It is worth reflecting upon the fact that CLUCK is proposing backyard chickens that would have limited contact with humans, while dogs and cats are typically brought into the home and cats are typically encouraged to defecate in the home -- a fact that looks a little strange in print, but is nonetheless true. Cat litter that contains the Toxoplasmosis parasite poses a serious threat to unborn children. CLUCK is not arguing against keeping dogs and cats as pets, rather we are pointing out that all pets pose health risks and we find ways of dealing with those risks that do not involve prohibiting the keeping of those species.
Bottom line: If we were allowing people to have pets based on the risk of disease transmission to humans, cats and dogs (with similar mammalian systems) would be near the end of the list. Chickens would presumably be somewhere near the top (after chia pets, sea monkeys, and pet rocks?).
But lower risk is not no risk and CLUCK supports proper sanitation for both the health of the chickens, chicken keepers, and neighbors. Young children and people with compromised immune systems are at the greatest risk.
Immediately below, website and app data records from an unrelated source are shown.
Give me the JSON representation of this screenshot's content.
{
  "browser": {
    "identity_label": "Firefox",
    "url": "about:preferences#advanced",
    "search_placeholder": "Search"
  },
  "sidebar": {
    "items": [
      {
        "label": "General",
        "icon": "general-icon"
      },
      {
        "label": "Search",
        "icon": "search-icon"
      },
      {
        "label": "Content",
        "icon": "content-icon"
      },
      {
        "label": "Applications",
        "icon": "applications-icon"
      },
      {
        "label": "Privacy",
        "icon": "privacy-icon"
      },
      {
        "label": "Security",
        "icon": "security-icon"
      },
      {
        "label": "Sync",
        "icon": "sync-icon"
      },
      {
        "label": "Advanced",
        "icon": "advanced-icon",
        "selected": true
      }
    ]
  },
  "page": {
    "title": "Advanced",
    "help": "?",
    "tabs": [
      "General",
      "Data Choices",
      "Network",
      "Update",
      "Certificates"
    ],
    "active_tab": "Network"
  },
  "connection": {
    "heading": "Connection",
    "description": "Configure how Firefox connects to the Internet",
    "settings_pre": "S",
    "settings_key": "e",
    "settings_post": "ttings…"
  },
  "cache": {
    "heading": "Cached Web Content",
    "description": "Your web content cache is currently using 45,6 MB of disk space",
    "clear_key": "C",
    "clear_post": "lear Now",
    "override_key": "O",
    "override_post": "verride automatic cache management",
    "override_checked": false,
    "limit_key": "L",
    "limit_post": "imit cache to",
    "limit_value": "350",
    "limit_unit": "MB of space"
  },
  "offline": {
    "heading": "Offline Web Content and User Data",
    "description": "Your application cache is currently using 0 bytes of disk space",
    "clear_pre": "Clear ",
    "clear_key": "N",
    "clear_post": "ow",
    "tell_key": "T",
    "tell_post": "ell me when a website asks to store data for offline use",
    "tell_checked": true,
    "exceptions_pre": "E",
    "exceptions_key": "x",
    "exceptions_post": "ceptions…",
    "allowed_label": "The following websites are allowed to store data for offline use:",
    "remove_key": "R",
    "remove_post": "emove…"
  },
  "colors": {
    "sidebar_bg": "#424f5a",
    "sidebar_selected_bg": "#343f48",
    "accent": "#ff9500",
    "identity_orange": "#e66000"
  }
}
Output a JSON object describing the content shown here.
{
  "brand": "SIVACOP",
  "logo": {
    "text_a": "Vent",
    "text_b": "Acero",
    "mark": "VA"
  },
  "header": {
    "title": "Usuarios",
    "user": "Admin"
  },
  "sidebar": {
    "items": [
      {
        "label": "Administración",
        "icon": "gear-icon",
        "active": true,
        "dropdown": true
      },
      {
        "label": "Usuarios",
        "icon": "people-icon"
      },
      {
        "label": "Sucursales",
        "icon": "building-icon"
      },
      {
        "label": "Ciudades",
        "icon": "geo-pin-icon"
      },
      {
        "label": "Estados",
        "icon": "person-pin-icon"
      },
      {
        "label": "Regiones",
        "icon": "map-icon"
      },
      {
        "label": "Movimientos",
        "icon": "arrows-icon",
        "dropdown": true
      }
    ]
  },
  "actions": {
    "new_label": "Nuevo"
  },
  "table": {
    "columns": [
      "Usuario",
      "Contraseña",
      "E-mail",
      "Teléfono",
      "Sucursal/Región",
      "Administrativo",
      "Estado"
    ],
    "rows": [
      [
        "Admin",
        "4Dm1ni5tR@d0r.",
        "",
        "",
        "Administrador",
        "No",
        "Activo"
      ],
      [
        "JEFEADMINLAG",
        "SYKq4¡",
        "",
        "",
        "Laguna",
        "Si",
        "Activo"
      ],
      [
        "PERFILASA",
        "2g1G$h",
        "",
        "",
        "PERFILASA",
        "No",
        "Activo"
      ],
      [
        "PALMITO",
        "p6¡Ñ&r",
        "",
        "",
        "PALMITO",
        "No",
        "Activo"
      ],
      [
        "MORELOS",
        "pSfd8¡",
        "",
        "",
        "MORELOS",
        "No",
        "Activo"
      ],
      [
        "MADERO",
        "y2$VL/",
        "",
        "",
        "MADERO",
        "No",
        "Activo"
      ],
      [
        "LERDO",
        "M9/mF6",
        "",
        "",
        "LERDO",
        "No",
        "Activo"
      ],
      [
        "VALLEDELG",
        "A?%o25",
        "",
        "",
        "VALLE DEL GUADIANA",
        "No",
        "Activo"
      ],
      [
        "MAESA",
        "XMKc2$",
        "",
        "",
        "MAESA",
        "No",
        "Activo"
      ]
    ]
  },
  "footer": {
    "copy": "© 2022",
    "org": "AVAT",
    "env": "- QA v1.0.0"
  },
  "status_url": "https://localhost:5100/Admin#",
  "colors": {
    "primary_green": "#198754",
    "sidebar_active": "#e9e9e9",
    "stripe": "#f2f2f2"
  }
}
Handwashing after contact with animals is now a common protocol for all animals.
CLUCK appreciates the concern regarding public health, but after reviewing CDC material and other sources, concludes that the health risks associated with backyard chickens are both manageable and less than the risks posed by more common pets.